They may be extinct, but dinosaurs and dinosaur activities are still a huge hit with kids.
I’m not sure if its because of their powerful stomp or ferocious ROAR, but my kids absolutely love them!
So, it makes sense to use their interest in ways that will extend their knowledge, vocabulary and invite lots of wonderful play.
This list of dinosaur activities are the most popular for kids, and the most easy to prepare for parents.
We love easy, don’t we?
Top Dinosaur activities
1. Listen to dinosaur songs
A gentle introduction to dinosaurs can be achieved by listening to dinosaur songs. It’s a very popular topic and there are many musical variations out there. We searched YouTube and found some impressive dinosaur animations, too.
Our favourite song is Dinosaur Roar by Justine Clarke. It also made our top wildlife song list.
2. Watch dinosaur movies
In a previous post, I showed you that watching a movie isn’t all that bad if coupled with further educational play ideas. Here’s a list of our favourite dinosaur movies:
- Ice Age
- The Land Before Time
- Jurassic Park (for the older children)
- Disney’s Dinosaur
3. Go to the museum
Sadly, it’s taken us almost a year to get back to the museum, but it’s always so worth our while when we visit.
If you’re looking for ways to spend a day out with the kids, add to their growing dino curiosities by visiting the one place you can get all the correct information.
4. Read dinosaur books
There’s a heap of fascinating and enjoyable books related to dinosaurs. Here’s just a few we love:
First Dinosaur Encyclopaedia by Caroline Bingham
Dinosaur Roar by Paul Stickland
Digging Up Dinosaurs by Aliki
The Dirty Great Dinosaur by Martin Waddell
- The Little Dinosaur by Catriona Hoy
5. Visit kid-friendly dinosaur websites
Here are some terrific dinosaur websites for technologically savvy children. Parental supervision may be required for younger children, though.
6. Make dinosaur footprints
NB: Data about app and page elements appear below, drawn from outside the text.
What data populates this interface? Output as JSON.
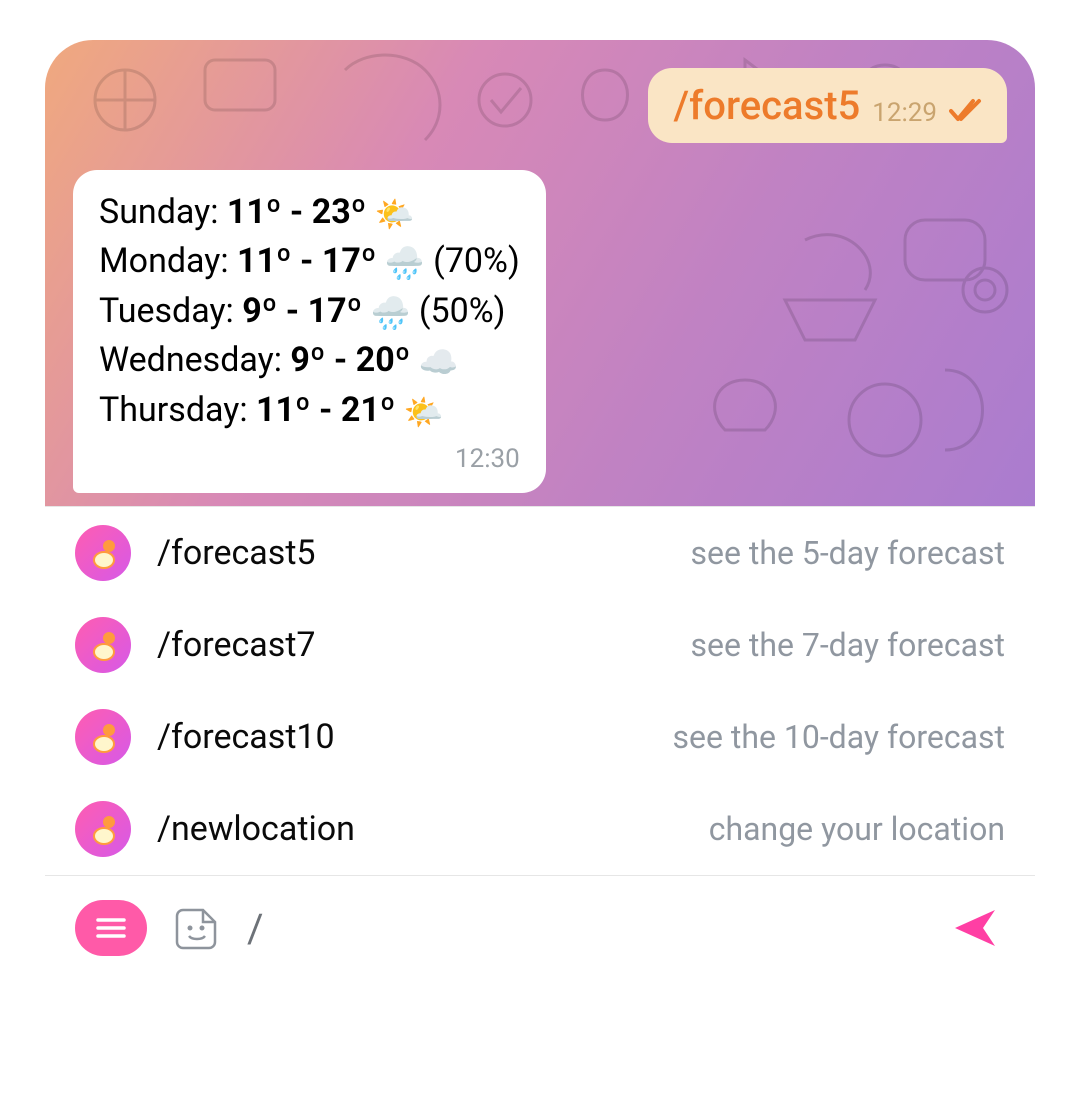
{
  "outgoing": {
    "text": "/forecast5",
    "time": "12:29"
  },
  "incoming": {
    "rows": [
      {
        "day": "Sunday",
        "range": "11º - 23º",
        "icon": "🌤️",
        "extra": ""
      },
      {
        "day": "Monday",
        "range": "11º - 17º",
        "icon": "🌧️",
        "extra": " (70%)"
      },
      {
        "day": "Tuesday",
        "range": "9º - 17º",
        "icon": "🌧️",
        "extra": " (50%)"
      },
      {
        "day": "Wednesday",
        "range": "9º - 20º",
        "icon": "☁️",
        "extra": ""
      },
      {
        "day": "Thursday",
        "range": "11º - 21º",
        "icon": "🌤️",
        "extra": ""
      }
    ],
    "time": "12:30"
  },
  "commands": [
    {
      "cmd": "/forecast5",
      "desc": "see the 5-day forecast"
    },
    {
      "cmd": "/forecast7",
      "desc": "see the 7-day forecast"
    },
    {
      "cmd": "/forecast10",
      "desc": "see the 10-day forecast"
    },
    {
      "cmd": "/newlocation",
      "desc": "change your location"
    }
  ],
  "compose": {
    "value": "/"
  }
}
We studied some dinosaur footprints online and were lucky enough to see a replica of the Lark Quarry trackway at the museum. It’s the only recorded evidence of a dinosaur stampede in the world and shows more than 3,000 dinosaur footprints.
When we got back, we made dinosaur footprints in our sand pit and measured them against our own.
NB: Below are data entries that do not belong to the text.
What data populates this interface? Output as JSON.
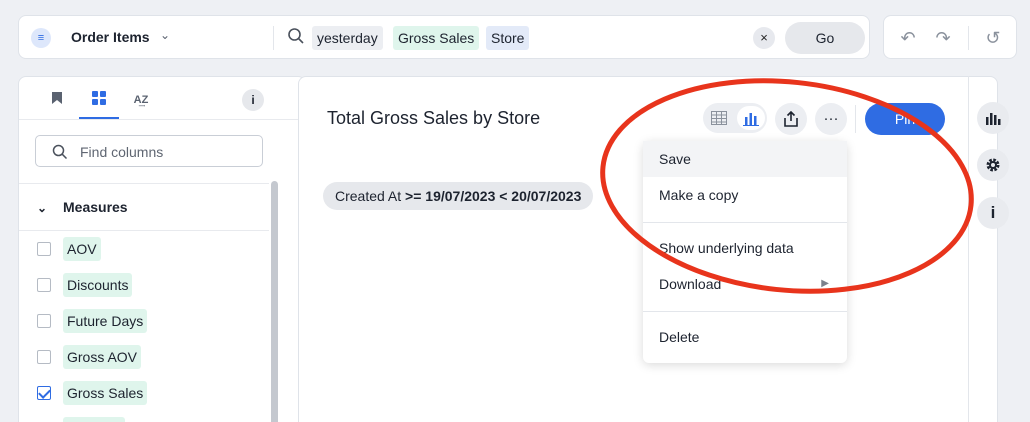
{
  "search": {
    "source_name": "Order Items",
    "tokens": [
      {
        "text": "yesterday",
        "kind": "neutral"
      },
      {
        "text": "Gross Sales",
        "kind": "measure"
      },
      {
        "text": "Store",
        "kind": "attr"
      }
    ],
    "clear_label": "×",
    "go_label": "Go"
  },
  "history": {
    "undo": "↶",
    "redo": "↷",
    "reset": "↺"
  },
  "left_panel": {
    "info_label": "i",
    "find_placeholder": "Find columns",
    "section_title": "Measures",
    "columns": [
      {
        "label": "AOV",
        "checked": false
      },
      {
        "label": "Discounts",
        "checked": false
      },
      {
        "label": "Future Days",
        "checked": false
      },
      {
        "label": "Gross AOV",
        "checked": false
      },
      {
        "label": "Gross Sales",
        "checked": true
      }
    ]
  },
  "viz": {
    "title": "Total Gross Sales by Store",
    "pin_label": "Pin",
    "more_label": "···",
    "filter": {
      "label": "Created At",
      "value": ">= 19/07/2023 < 20/07/2023"
    }
  },
  "menu": {
    "items": [
      "Save",
      "Make a copy",
      "Show underlying data",
      "Download",
      "Delete"
    ]
  },
  "colors": {
    "accent": "#2f6ce3",
    "annotation": "#e8341c",
    "measure_token": "#dff5ec",
    "attribute_token": "#e3eaf8"
  }
}
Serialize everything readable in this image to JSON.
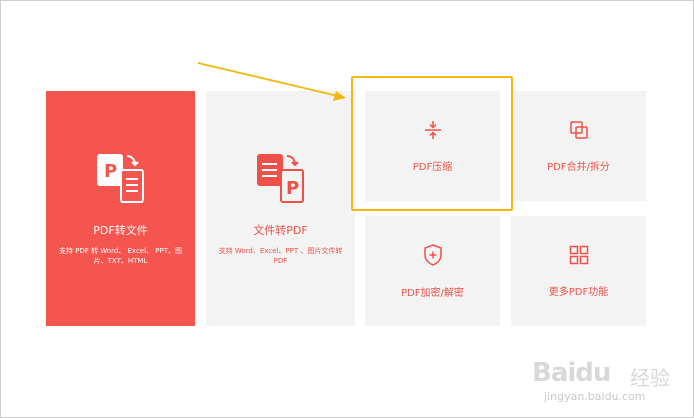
{
  "cards": {
    "pdf_to_file": {
      "title": "PDF转文件",
      "desc": "支持 PDF 转 Word、 Excel、 PPT、图片、TXT、HTML",
      "icon": "pdf-to-file-icon"
    },
    "file_to_pdf": {
      "title": "文件转PDF",
      "desc": "支持 Word、Excel、PPT 、图片文件转 PDF",
      "icon": "file-to-pdf-icon"
    },
    "compress": {
      "label": "PDF压缩",
      "icon": "compress-icon"
    },
    "merge_split": {
      "label": "PDF合并/拆分",
      "icon": "merge-split-icon"
    },
    "encrypt": {
      "label": "PDF加密/解密",
      "icon": "shield-plus-icon"
    },
    "more": {
      "label": "更多PDF功能",
      "icon": "grid-icon"
    }
  },
  "watermark": {
    "logo_text": "Baidu",
    "logo_text2": "经验",
    "url": "jingyan.baidu.com"
  },
  "colors": {
    "accent": "#f5554f",
    "label_red": "#ef5148",
    "card_gray": "#f3f3f3",
    "highlight": "#f3b80f"
  }
}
Here’s a great dinosaur footprint activity for older children, too. What can fossil footprints tell us?
7. Learn about dinosaurs through play
I bought some cheap dinosaur toys and off we went. The sand pit made for a great play area and we learnt that some dinosaurs eat meat, while others eat plants; some swim and some fly. We roared a lot, of course!
You can bring in the names of the dinosaurs here if you think your child is ready to learn more.
You can also use these printable dinosaur masks for prehistoric play including a Tyrannosaurus Rex, Triceratops and Stegosaurus!
8. Learn about fossils
Fossils are preserved remains or traces of animals and plants. Examples include footprints in mud or petrified organisms. Learn more about fossils together with your child by borrowing some books from the library or looking them up on the internet.
9. Make dinosaur fossils
Buy some powdered plaster at a local craft shop and make your own fossils. My kids loved this activity and it’s really simple to do. Just make sure you follow the instructions on the back of the plaster container.
10. Paleontologist play
After you’ve made fossils, why not become paleontologist? Use small garden tools and paint brushes to dig up those fossils. I even hid some dried out chicken bones in the sand pit!
Because my children had learnt that dinosaurs come in all shapes and sizes, they thought they were real. Aren’t dinosaurs closely related to birds?
There’s something intriguing about an entire ecosystem of larger-than-human predator and prey species that just… disappeared.
I can’t wait to continue to learn more about them with her. I hope you enjoy learning together with your child too.
Extend their learning
- What was the environment like back in dinosaur times? Research this topic.
- Find out how long ago dinosaurs lived.
- Research the many theories on how dinosaurs became extinct. What do you think happened?
- Make a prediction about what would happen if we brought dinosaurs back to life (ask this question before watching Jurassic Park).
More dinosaur activities? Check these out!